In short, this series is a re-telling of the story of “unabomber” Ted Kaczynski who remained at large for over 17 years. During that time, he mailed or delivered a series of bombs that killed 3 American people, and injured many more. He started in 1979 and it wasn’t until 1995 that the real first break came in the case. It’s a fascinating and complex story – with many components.

The most interesting thing to me was how ultimately Kaczynski was caught because of his words. Every letter he sent was studied, an essay he wrote was published and eventually he was identified by the words he had used. His style, his prose, the way he expressed his thoughts were recognized by someone who knew him. For years, investigators went down the wrong path and initially didn’t think they was any merit to this new way of “linguistic forensics” but in the end it led to his arrest and conviction. (you really need to watch the series to get the full scope)

I couldn’t stop thinking about this for days. It’s pretty incredible. Imagine in a country of millions of people, you were identified precisely because of the way you expressed yourself through your words. 

It’s pretty simple.

Words reveal who you are. 

As a writer and communicator words make up so much of my life. When you think about it – words are an important part of everyone’s life.

That’s a staggering and sobering thought in our current climate. The past weeks I’ve observed and watched and read words on so many issues and situations happening around the globe.

Words of accusation. Words of retractions. Words of hate. Words of denial. Words of divisiveness. Words of pride. 

Words. Words. Words.

I keep thinking how much our words reveal who we are. I’ve observed how it’s easy to toss words over screens and on walls and in tweets, and how online “living” creates fake spaces where we feel brave and bold. We’re free to throw out daggers without fear of any consequences because after all, it’s only words. It’s just our opinion. It’s what we believe. We have the right to express ourselves.

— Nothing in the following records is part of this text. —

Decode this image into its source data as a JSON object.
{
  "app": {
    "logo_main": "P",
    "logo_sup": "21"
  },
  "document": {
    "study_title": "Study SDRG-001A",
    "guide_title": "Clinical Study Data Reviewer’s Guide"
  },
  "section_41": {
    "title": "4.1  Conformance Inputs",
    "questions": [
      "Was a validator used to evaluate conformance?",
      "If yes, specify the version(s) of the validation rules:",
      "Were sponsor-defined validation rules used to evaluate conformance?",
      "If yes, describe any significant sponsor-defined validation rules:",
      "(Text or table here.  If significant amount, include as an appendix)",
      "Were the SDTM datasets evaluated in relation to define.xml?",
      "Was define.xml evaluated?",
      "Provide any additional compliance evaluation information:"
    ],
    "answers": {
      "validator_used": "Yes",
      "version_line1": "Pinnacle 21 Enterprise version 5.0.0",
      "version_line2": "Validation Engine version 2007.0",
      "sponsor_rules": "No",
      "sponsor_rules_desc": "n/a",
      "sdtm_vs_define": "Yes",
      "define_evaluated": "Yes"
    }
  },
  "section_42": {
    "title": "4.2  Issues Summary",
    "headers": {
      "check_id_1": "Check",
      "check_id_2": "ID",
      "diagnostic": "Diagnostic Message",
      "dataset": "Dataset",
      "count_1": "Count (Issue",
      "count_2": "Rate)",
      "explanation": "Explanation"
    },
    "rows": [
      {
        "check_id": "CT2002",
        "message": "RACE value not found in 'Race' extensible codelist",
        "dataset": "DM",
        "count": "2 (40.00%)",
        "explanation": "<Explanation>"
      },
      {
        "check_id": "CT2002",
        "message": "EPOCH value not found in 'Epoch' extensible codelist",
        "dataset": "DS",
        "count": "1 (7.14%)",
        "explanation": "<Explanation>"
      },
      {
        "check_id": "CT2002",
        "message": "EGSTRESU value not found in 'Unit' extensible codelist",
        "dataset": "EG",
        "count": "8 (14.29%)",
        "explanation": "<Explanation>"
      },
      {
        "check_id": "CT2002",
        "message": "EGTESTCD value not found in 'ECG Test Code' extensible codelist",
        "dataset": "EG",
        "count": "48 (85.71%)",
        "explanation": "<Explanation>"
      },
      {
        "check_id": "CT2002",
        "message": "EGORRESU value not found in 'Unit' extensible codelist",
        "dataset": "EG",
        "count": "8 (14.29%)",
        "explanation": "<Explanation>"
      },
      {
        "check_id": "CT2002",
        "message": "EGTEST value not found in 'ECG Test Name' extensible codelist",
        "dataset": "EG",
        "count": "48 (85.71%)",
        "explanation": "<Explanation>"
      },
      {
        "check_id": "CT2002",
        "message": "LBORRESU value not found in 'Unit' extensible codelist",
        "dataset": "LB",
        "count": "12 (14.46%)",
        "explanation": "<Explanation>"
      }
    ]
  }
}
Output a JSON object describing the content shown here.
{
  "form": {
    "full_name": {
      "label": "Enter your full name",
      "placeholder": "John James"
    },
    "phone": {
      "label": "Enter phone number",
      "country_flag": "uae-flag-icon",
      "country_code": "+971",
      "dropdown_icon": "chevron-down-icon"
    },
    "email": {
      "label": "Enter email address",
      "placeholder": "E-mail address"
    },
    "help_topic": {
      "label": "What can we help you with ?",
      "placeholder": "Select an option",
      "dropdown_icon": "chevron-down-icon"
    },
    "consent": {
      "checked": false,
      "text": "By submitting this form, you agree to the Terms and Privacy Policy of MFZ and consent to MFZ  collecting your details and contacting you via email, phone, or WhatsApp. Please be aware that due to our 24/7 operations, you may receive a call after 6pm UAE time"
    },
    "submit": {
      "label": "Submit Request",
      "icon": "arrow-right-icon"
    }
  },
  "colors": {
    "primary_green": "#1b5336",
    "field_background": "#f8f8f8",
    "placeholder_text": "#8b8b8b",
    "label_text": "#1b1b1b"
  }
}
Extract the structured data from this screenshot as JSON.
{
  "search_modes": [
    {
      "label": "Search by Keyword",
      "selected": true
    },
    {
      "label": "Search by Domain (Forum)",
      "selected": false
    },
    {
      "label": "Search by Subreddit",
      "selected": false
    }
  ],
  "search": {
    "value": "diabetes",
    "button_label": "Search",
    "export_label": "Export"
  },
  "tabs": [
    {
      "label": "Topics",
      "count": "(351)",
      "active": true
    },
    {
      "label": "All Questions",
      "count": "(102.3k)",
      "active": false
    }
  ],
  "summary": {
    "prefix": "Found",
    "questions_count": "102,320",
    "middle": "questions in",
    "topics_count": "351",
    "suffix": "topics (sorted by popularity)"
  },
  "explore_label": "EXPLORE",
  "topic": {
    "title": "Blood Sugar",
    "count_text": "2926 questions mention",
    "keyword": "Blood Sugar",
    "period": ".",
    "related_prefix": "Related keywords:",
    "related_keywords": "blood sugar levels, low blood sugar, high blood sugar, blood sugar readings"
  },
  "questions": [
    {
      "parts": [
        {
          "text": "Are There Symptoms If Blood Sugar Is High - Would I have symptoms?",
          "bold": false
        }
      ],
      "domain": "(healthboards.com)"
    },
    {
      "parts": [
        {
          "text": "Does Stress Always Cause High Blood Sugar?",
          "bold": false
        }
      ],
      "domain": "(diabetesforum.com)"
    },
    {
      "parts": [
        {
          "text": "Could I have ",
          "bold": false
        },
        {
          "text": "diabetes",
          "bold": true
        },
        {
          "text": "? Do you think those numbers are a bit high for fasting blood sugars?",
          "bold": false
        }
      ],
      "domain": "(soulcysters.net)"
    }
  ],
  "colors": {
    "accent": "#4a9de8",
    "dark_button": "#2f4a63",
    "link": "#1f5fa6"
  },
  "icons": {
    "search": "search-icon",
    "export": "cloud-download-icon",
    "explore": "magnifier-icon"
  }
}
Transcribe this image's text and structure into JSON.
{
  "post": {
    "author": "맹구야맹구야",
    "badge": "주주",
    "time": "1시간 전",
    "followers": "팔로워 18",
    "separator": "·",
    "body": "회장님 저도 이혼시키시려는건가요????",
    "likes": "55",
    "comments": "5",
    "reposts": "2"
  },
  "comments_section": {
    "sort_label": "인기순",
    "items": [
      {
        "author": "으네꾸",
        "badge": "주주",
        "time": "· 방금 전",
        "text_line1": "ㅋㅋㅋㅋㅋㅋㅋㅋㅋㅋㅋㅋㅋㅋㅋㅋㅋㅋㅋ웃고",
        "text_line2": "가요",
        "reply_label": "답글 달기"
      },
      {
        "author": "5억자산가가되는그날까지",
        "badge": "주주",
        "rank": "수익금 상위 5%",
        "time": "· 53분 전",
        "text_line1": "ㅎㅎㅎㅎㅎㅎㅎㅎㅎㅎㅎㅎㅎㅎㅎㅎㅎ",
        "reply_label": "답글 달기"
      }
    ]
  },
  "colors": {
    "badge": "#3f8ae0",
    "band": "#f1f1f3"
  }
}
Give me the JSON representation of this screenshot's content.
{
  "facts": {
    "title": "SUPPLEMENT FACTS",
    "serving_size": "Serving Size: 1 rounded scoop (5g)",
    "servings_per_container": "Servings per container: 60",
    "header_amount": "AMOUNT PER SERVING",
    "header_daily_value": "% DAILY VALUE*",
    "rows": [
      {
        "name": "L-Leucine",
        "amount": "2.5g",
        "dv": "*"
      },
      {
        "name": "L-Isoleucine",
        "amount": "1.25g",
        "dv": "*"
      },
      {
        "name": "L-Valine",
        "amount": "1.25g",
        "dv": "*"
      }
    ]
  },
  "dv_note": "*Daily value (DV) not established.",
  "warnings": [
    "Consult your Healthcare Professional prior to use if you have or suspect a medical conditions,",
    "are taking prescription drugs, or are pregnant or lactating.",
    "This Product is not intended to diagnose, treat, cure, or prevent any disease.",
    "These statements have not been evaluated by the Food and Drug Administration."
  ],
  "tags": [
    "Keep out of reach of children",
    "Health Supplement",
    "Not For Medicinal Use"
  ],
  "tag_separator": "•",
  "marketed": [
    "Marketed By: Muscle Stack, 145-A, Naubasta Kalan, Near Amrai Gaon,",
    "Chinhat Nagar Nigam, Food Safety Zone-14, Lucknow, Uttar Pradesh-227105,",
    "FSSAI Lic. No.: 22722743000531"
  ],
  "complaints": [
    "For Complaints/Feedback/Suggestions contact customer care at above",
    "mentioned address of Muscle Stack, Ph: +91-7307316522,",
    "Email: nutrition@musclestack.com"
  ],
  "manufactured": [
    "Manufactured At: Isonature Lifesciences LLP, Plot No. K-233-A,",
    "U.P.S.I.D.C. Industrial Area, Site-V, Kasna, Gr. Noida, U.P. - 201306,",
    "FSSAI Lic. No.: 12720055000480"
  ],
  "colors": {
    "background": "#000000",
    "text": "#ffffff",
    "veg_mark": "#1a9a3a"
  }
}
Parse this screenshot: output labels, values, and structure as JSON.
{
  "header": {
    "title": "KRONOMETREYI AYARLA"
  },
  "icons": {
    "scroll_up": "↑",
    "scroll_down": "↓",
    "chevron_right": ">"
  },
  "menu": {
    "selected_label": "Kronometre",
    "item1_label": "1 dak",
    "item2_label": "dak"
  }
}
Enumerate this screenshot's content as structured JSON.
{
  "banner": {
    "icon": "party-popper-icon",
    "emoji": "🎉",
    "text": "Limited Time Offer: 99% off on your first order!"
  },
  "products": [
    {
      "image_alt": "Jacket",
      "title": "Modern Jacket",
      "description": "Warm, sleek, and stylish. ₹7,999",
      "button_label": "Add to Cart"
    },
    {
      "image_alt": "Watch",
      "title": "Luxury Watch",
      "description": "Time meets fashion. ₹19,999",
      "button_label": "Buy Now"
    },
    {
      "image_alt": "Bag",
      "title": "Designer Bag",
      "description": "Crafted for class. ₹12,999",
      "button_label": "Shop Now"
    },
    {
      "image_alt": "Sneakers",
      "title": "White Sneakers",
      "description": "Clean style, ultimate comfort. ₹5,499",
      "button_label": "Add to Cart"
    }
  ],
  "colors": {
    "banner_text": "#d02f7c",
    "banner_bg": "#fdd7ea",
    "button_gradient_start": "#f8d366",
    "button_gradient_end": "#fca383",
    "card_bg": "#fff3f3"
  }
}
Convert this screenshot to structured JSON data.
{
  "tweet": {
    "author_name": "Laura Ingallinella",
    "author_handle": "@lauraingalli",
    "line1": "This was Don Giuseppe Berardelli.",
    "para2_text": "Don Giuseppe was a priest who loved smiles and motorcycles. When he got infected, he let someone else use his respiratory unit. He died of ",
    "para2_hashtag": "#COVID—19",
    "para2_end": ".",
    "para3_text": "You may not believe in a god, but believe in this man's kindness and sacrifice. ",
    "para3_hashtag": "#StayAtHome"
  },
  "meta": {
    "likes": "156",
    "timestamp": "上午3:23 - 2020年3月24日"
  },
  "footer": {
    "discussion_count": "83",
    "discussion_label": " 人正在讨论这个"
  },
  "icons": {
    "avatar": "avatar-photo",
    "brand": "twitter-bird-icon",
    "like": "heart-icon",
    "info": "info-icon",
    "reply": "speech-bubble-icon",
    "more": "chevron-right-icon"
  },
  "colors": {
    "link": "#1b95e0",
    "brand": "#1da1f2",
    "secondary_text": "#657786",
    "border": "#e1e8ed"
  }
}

And of course we do.   

But your words.

They reveal who you are.

Whether you are the most powerful leader in the world, or living your best life in the place where you’ve been planted – your words matter so much.

It’s said that actions speak louder than words. But words used as weapons shout so loud that even kindness can be drowned out. Good can be lost. Hope can be destroyed because the noise that surrounds suffocates and puts out the small lights of change trying to ignite.

I’m sure there have been words of love spoken out recently. There are many incredible voices in our culture that are believing for hope and for change. But I’m finding it hard to remember, those voices aren’t as clear. Hate shouts and tries to silence what love wants to do. 

It’s becoming increasingly difficult to find words of kindness in a world where words of hate spread like fire. 

So let’s work on that. Every word we say. The way in which we conduct ourselves and express the things we are passionate about. There’s a way to do that without hate. There’s a way to stand up against the wrongs in the world in a way that doesn’t create more wrong. There’s a way to care about things that matter without destroying everyone who doesn’t agree with what you think.

Choose your words carefully.

They reveal who you are.

No one is changing the world with a word war. 

Maybe I simplify things. Maybe I’m naive. Maybe I need a stronger backbone and to be more confrontational. But I don’t see how that will change any of the things I care about. 

I can do more good in this word, and care about the things that matter to me by using words that don’t divide. I can make a different by going out and doing instead of sitting and yelling through a keyboard. 

Responding to hate with hate doesn’t change the world

Showing love changes the world.

Being love changes the world. 

I’m not saying it’s easy. There’s a lot of work to be done. 

I love words, but I want my actions to be louder. 

It’s a really weird thing to learn a lesson from a unabomber on Christmas break. 

But I did.

Our words matter.

Our words identify who we are.

Choose them with care.